When Randy Gamel and his husband were looking for a retirement home, a six-bedroom fixer upper in the tiny western Oklahoma town of Hitchcock caught their eye.
They bought it in 2014, and Gamel moved to the quiet community from Fort Worth, Texas, to start upgrades. He set out to make himself a part of the agricultural community of a little more than 100 residents. He befriended neighbors, took an interest in town politics and soon became the town clerk.
But it wasn’t long before Gamel began feuding with longtime locals over how the town should be run. Many town leaders and employees are related, and Gamel says he has a reputation for speaking up, vociferously, when he sees a problem. The local sheriff from the nearby county seat of Watonga was soon being called to the town routinely to settle disputes involving Gamel and other townsfolk.
Tension erupted in flames in May when a suspicious fire ripped through Gamel’s home, burning the two-story structure to the ground.
Gamel’s suit alleges that the fire was set intentionally May 28 — an event he says was foreshadowed and even threatened by Hitchcock town leaders with whom he had clashed.
“While Plaintiff’s house was burning, Patsy Meier sat on one side of the house watching, Kenny Meier was on the other side watching, Joey Pauls was in the alley watching, and the Mayor and his family were in their lawn chairs watching,” the suit alleges.
The Meiers, Joey Pauls, JoNita Pauls (his daughter), Renita Pauls (his wife) and others are named for alleged harassment of Gamel, a white adoptive father of a seven-year-old black son.
The suit includes graphic language, some of which NonDoc has chosen to place asterisks in (sic):

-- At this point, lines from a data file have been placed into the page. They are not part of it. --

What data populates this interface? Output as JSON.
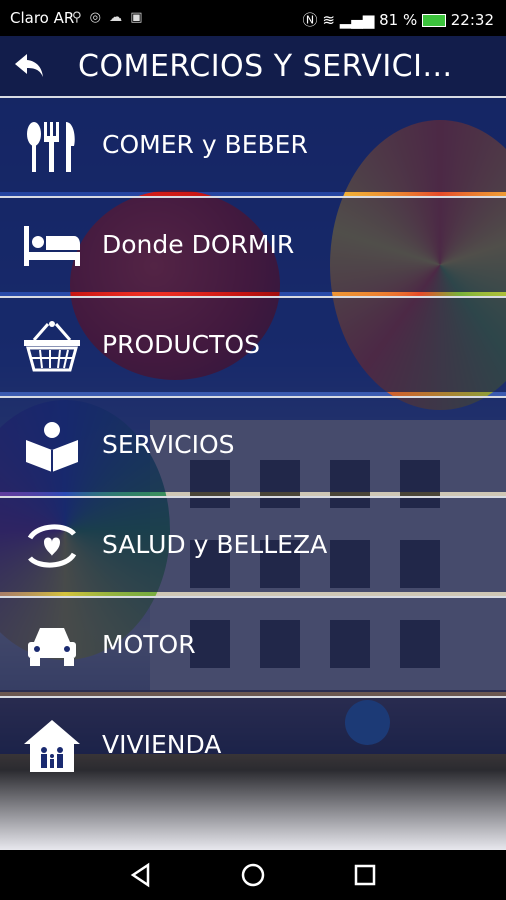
{
  "status_bar": {
    "carrier": "Claro AR",
    "icons": [
      "usb-icon",
      "whatsapp-icon",
      "cloud-icon",
      "app-notification-icon",
      "nfc-icon",
      "wifi-icon",
      "signal-icon",
      "battery-icon"
    ],
    "battery": "81 %",
    "time": "22:32"
  },
  "app_bar": {
    "title": "COMERCIOS Y SERVICI..."
  },
  "menu": {
    "items": [
      {
        "label": "COMER y BEBER",
        "icon": "cutlery-icon"
      },
      {
        "label": "Donde DORMIR",
        "icon": "bed-icon"
      },
      {
        "label": "PRODUCTOS",
        "icon": "basket-icon"
      },
      {
        "label": "SERVICIOS",
        "icon": "open-book-icon"
      },
      {
        "label": "SALUD y BELLEZA",
        "icon": "heart-hands-icon"
      },
      {
        "label": "MOTOR",
        "icon": "car-icon"
      },
      {
        "label": "VIVIENDA",
        "icon": "house-family-icon"
      }
    ]
  },
  "colors": {
    "overlay": "#101c50",
    "appbar": "#121c48",
    "text": "#ffffff"
  }
}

In early May, 2017, the Plaintiff was performing his duties as Town Clerk in attempting to remove an obstruction to a right of way when he was assaulted by Jonita Pauls Jacks (a convicted felon) who, while Plaintiff was in the performance of his duties, came up to Plaintiff’s truck, tried to enter the truck, and when Plaintiff locked the door, started shaking the truck. Jonita Pauls Jacks called Plaintiff a “f***ing queer. I’m going to grab your little boy, rip his n****r head off, and shit down his throat.”

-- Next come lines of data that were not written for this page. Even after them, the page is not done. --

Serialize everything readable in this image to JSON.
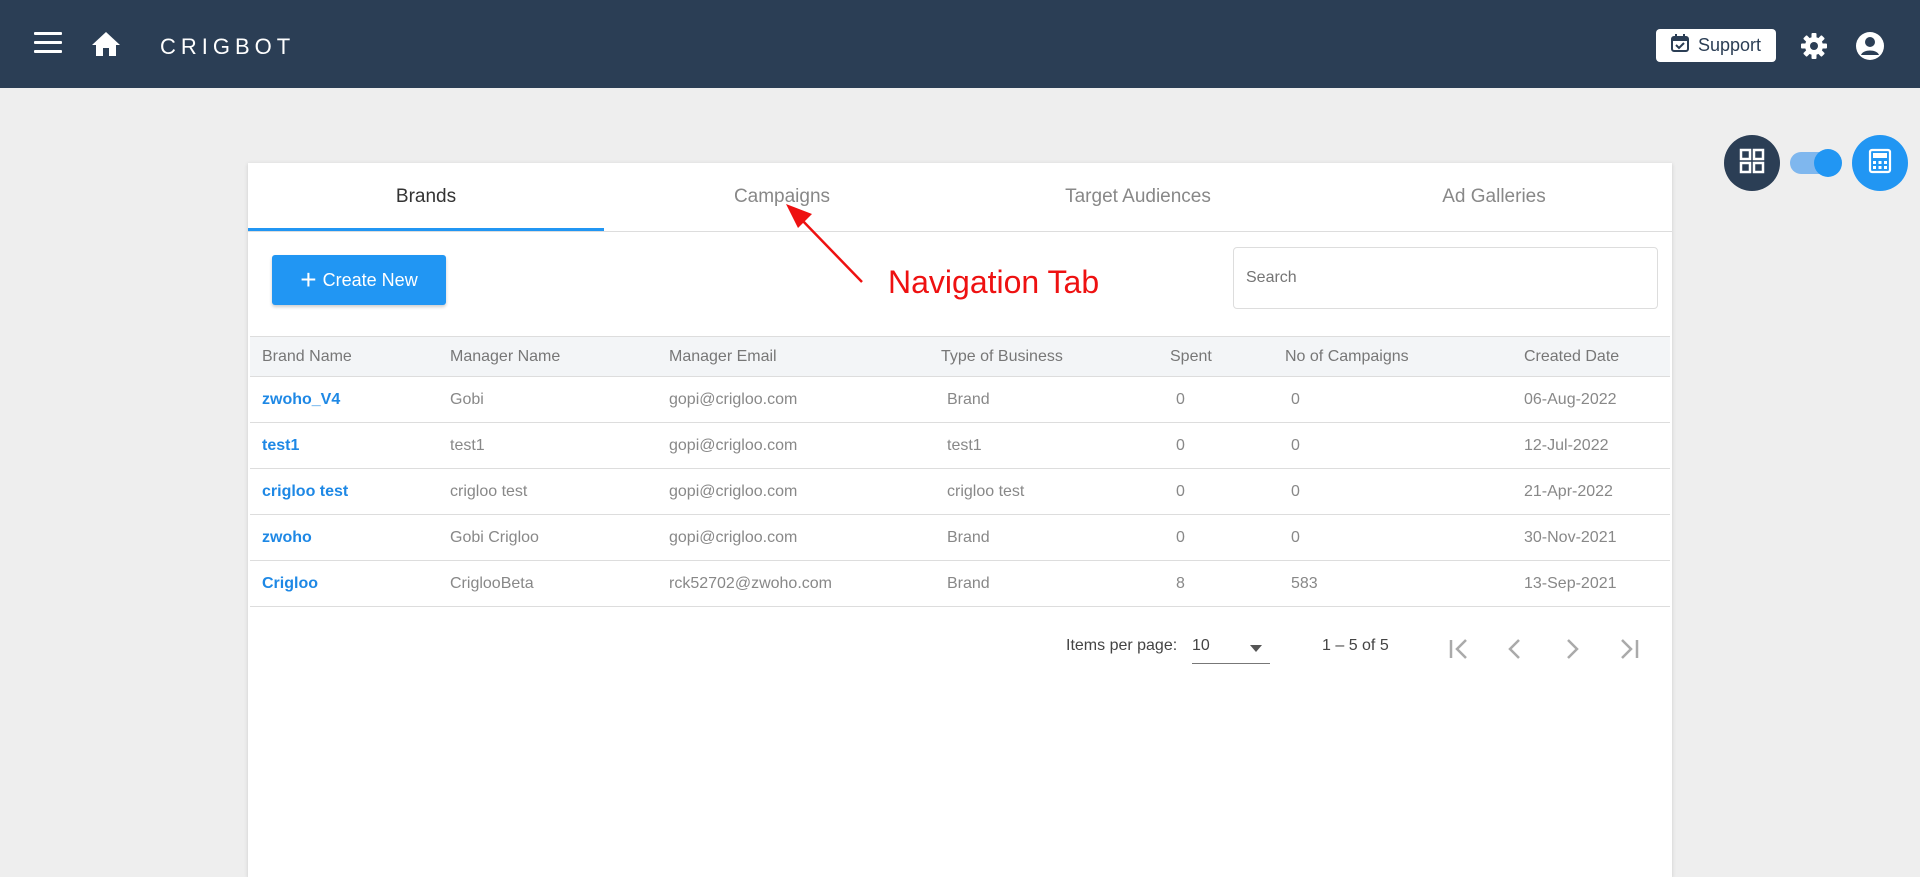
{
  "header": {
    "brand": "CRIGBOT",
    "support_label": "Support",
    "icons": [
      "menu-icon",
      "home-icon",
      "calendar-check-icon",
      "gear-icon",
      "account-circle-icon"
    ]
  },
  "floating": {
    "grid_icon": "grid-view-icon",
    "calc_icon": "calculator-icon",
    "toggle_on": true
  },
  "tabs": [
    {
      "label": "Brands",
      "active": true
    },
    {
      "label": "Campaigns",
      "active": false
    },
    {
      "label": "Target Audiences",
      "active": false
    },
    {
      "label": "Ad Galleries",
      "active": false
    }
  ],
  "toolbar": {
    "create_label": "Create New",
    "search_placeholder": "Search"
  },
  "table": {
    "columns": [
      "Brand Name",
      "Manager Name",
      "Manager Email",
      "Type of Business",
      "Spent",
      "No of Campaigns",
      "Created Date"
    ],
    "rows": [
      [
        "zwoho_V4",
        "Gobi",
        "gopi@crigloo.com",
        "Brand",
        "0",
        "0",
        "06-Aug-2022"
      ],
      [
        "test1",
        "test1",
        "gopi@crigloo.com",
        "test1",
        "0",
        "0",
        "12-Jul-2022"
      ],
      [
        "crigloo test",
        "crigloo test",
        "gopi@crigloo.com",
        "crigloo test",
        "0",
        "0",
        "21-Apr-2022"
      ],
      [
        "zwoho",
        "Gobi Crigloo",
        "gopi@crigloo.com",
        "Brand",
        "0",
        "0",
        "30-Nov-2021"
      ],
      [
        "Crigloo",
        "CriglooBeta",
        "rck52702@zwoho.com",
        "Brand",
        "8",
        "583",
        "13-Sep-2021"
      ]
    ]
  },
  "pager": {
    "items_per_page_label": "Items per page:",
    "items_per_page_value": "10",
    "range_label": "1 – 5 of 5"
  },
  "annotation": {
    "label": "Navigation Tab",
    "color": "#ee1111"
  },
  "colors": {
    "topbar": "#2b3e55",
    "accent": "#2196f3",
    "link": "#1e88e5"
  }
}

The suit alleges that Renita Pauls doubled down on that statement, telling Gamel in front of law enforcement: “Which part of that is not right? You’re a queer aren’t you?” The suit says she repeated the threat about throat-shitting.
Courts offer protections to both parties

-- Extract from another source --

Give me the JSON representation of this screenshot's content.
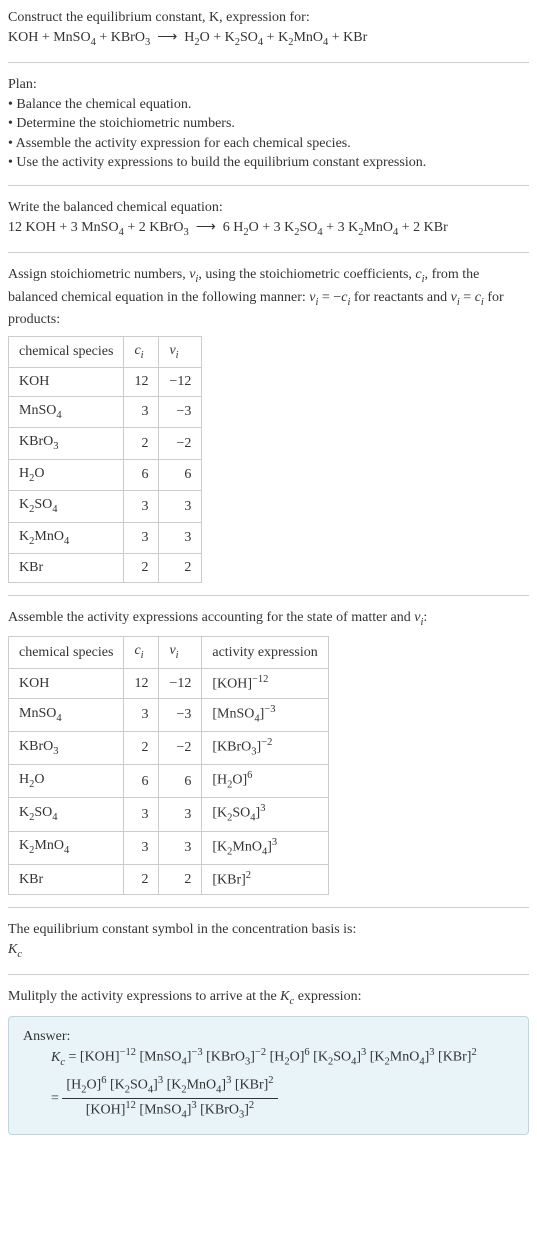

According to the AP, Gamel acknowledged that “before moving to Oklahoma, his criticism of staff and teachers at his son’s Fort Worth elementary school became so heated that district officials prohibited him last year from visiting the school.”
The AP also reported that Robertson, the undersheriff, said while the feuds between Gamel and others were real, the fire may have started in a different manner than Gamel claims. He also called Gamel a bully.
“I got to know him very well from all the complaints and allegations that he made, and I cannot find one person who made any racist statements against his child or against him for being a homosexual,” Robertson said. “We don’t take too kindly to being called racist and homophobic, because we’re not.”
While this is the sort of lawsuit that will polarize many observers along political and social lines, it also serves as a good reminder that courts operate — in theory — to protect the rights of all parties and the public.
If, in fact, Gamel was so shunned and persecuted that law enforcement personnel would not grant him the protections offered under law, then Gamel’s suit affords him with at least the hope that comes with public attention on a situation.
On the other hand, defendants must be considered innocent until proven guilty, something the court will require at any trial.
Without the court, neither party would have the protections it deserves.